ASSIGNMENT:
An exact copy of every record is required.

(RECORD EXTRACTS begins)

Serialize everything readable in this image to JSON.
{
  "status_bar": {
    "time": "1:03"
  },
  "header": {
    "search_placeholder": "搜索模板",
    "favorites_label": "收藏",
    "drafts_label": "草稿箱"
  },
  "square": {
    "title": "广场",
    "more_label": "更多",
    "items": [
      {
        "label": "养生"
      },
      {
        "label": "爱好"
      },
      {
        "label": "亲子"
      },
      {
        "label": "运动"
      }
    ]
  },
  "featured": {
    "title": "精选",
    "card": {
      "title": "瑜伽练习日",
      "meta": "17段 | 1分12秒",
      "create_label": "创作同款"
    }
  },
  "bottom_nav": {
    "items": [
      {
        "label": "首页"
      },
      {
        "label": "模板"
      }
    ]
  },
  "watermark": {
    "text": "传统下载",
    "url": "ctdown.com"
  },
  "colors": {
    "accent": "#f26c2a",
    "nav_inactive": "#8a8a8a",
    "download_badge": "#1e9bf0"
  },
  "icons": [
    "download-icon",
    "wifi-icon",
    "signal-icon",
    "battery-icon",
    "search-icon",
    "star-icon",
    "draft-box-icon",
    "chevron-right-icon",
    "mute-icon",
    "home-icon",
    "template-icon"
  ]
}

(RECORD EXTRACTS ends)

RESPONSE TO THIS TASK:
Serialize everything readable in this image to JSON.
{
  "status_bar": {
    "time": "1:03"
  },
  "header": {
    "search_placeholder": "搜索模板",
    "favorites_label": "收藏",
    "drafts_label": "草稿箱"
  },
  "square": {
    "title": "广场",
    "more_label": "更多",
    "items": [
      {
        "label": "养生"
      },
      {
        "label": "爱好"
      },
      {
        "label": "亲子"
      },
      {
        "label": "运动"
      }
    ]
  },
  "featured": {
    "title": "精选",
    "card": {
      "title": "瑜伽练习日",
      "meta": "17段 | 1分12秒",
      "create_label": "创作同款"
    }
  },
  "bottom_nav": {
    "items": [
      {
        "label": "首页"
      },
      {
        "label": "模板"
      }
    ]
  },
  "watermark": {
    "text": "传统下载",
    "url": "ctdown.com"
  },
  "colors": {
    "accent": "#f26c2a",
    "nav_inactive": "#8a8a8a",
    "download_badge": "#1e9bf0"
  },
  "icons": [
    "download-icon",
    "wifi-icon",
    "signal-icon",
    "battery-icon",
    "search-icon",
    "star-icon",
    "draft-box-icon",
    "chevron-right-icon",
    "mute-icon",
    "home-icon",
    "template-icon"
  ]
}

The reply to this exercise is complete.